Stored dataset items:
--- START ---
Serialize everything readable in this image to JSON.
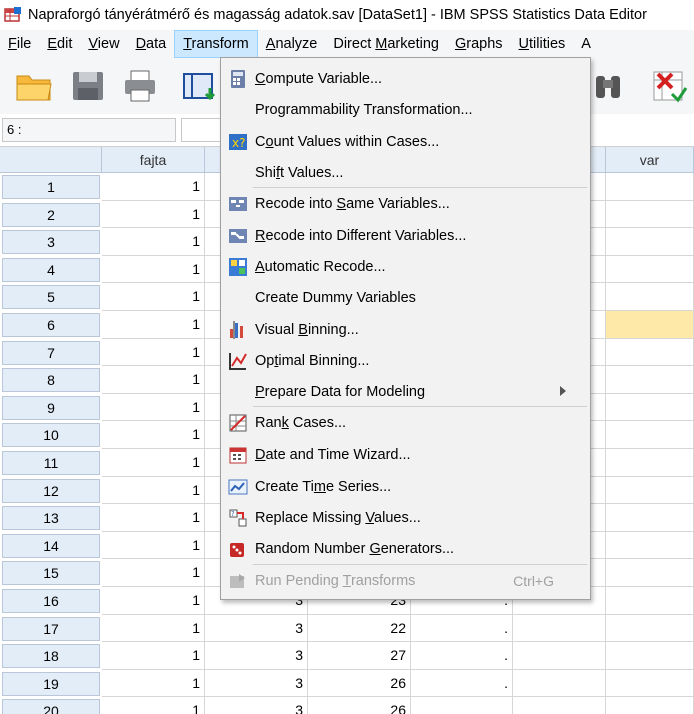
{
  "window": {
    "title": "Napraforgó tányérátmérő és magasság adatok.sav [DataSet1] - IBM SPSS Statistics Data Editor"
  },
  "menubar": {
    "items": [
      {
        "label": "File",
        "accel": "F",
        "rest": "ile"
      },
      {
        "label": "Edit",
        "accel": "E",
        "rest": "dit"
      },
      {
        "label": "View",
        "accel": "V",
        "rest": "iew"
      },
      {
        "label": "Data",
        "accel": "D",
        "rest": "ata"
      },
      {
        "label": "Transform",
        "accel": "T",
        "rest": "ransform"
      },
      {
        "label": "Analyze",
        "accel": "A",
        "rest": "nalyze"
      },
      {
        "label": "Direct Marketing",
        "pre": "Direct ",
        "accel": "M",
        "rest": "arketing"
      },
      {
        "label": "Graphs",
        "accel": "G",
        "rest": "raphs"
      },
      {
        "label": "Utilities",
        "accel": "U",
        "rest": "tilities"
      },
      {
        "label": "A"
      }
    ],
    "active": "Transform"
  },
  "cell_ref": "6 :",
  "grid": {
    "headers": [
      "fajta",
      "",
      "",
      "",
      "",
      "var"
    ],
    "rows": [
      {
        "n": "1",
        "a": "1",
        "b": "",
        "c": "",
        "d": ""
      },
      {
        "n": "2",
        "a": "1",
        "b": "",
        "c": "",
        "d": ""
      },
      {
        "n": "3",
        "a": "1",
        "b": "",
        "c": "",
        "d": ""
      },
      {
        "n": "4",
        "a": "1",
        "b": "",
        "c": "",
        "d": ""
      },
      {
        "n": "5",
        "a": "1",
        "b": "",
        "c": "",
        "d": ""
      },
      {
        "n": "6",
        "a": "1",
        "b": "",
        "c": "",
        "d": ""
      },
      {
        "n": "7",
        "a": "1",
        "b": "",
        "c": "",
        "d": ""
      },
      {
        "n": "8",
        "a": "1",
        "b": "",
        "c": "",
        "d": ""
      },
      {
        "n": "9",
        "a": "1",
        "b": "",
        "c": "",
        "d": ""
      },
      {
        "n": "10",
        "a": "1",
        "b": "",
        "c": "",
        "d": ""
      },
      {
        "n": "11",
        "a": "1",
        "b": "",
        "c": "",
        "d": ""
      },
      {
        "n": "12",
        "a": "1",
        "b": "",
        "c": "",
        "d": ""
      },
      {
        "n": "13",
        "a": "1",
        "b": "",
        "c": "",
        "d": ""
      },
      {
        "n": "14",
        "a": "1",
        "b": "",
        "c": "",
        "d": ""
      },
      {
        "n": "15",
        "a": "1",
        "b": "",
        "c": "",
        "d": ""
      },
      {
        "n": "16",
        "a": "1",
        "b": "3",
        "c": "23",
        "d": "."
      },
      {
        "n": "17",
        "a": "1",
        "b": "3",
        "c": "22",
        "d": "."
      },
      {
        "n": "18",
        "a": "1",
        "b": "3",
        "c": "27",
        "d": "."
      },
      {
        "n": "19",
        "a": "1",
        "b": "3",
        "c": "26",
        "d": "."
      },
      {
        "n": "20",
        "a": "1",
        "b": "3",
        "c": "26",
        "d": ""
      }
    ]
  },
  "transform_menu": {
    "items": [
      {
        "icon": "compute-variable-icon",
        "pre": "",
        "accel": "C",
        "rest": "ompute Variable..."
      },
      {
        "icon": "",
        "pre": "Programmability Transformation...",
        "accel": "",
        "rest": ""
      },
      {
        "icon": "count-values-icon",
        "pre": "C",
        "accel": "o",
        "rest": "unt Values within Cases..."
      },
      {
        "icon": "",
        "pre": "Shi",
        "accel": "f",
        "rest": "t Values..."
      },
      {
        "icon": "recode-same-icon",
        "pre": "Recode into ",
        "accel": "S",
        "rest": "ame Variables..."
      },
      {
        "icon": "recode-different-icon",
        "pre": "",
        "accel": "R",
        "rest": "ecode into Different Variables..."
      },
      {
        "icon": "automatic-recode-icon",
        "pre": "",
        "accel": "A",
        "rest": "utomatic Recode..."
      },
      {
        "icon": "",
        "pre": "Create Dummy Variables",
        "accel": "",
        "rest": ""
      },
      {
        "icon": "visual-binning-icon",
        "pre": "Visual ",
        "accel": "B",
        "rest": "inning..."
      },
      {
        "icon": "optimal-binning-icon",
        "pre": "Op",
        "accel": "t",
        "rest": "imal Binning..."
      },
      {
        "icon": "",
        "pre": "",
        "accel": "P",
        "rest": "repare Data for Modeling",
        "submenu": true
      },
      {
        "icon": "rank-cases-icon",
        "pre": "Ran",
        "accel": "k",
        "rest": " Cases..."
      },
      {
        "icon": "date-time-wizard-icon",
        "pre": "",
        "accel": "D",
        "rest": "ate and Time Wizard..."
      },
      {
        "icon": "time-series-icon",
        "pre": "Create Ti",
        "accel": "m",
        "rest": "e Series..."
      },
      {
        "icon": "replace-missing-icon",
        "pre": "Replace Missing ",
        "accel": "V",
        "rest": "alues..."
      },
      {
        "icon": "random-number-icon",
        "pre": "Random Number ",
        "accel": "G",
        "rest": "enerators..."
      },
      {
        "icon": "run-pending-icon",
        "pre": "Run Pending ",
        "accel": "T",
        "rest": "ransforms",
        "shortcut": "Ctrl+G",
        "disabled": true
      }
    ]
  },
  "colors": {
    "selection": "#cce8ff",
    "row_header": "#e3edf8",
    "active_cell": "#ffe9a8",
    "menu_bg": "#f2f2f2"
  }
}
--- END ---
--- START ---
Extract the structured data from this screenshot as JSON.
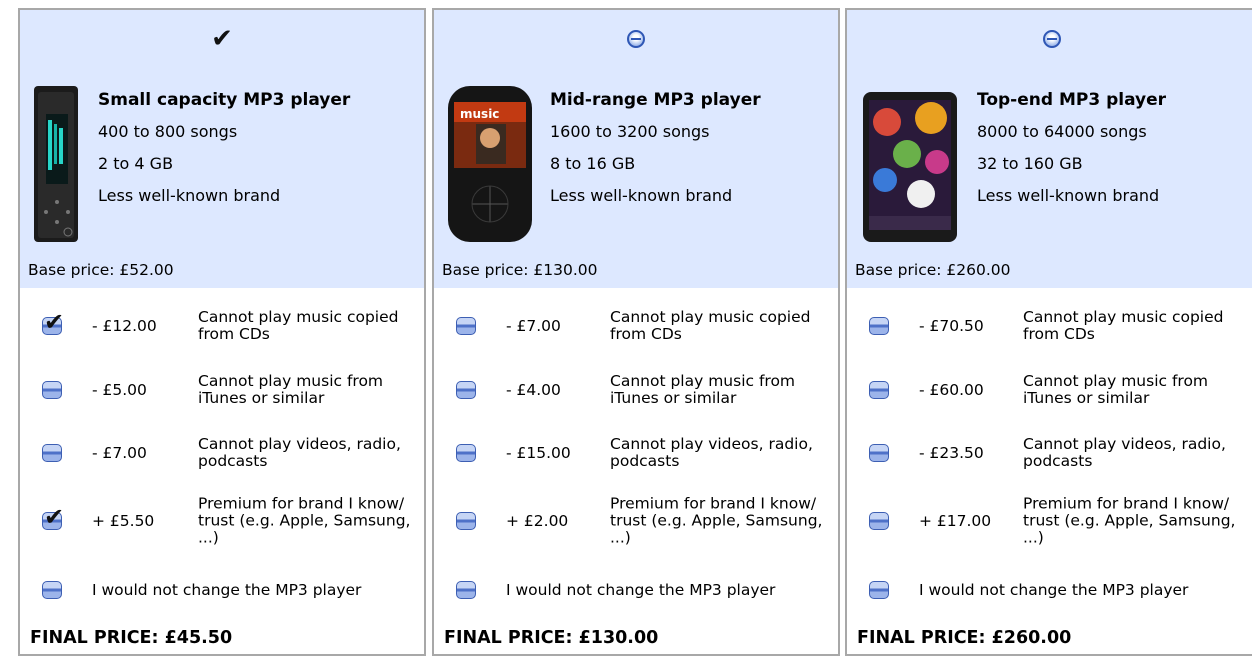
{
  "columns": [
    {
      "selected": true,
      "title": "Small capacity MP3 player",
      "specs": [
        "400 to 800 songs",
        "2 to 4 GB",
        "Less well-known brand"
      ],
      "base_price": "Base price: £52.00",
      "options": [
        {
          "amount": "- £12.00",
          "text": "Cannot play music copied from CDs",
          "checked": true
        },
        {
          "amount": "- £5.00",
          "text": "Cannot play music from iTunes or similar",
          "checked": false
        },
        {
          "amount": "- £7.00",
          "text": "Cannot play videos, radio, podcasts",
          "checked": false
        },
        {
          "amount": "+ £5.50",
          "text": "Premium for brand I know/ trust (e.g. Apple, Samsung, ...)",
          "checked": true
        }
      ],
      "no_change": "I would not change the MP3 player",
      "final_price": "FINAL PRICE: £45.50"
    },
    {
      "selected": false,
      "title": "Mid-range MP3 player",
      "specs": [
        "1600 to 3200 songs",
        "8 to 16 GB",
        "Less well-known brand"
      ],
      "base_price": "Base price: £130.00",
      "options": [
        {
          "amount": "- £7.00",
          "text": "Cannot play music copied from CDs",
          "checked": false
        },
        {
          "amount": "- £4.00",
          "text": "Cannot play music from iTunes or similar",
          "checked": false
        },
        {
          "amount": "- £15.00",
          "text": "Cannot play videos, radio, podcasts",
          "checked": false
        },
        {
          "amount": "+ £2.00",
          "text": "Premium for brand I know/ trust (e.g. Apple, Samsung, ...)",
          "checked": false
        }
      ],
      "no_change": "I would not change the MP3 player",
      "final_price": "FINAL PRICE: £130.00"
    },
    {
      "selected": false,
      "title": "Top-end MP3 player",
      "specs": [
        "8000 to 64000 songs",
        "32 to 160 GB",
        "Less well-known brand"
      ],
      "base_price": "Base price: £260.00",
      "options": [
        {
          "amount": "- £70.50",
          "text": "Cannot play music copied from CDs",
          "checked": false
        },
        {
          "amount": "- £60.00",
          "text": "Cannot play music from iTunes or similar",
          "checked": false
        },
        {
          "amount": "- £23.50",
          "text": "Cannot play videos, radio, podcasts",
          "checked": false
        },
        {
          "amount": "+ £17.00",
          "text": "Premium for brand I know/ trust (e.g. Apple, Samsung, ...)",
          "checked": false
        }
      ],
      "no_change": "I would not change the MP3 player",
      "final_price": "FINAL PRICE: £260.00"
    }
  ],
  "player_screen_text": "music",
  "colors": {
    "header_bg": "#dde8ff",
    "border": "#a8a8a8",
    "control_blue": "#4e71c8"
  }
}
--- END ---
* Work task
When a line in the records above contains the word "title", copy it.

* Exercise response
    "title": "Napraforgó tányérátmérő és magasság adatok.sav [DataSet1] - IBM SPSS Statistics Data Editor"
      "title": "Small capacity MP3 player",
      "title": "Mid-range MP3 player",
      "title": "Top-end MP3 player",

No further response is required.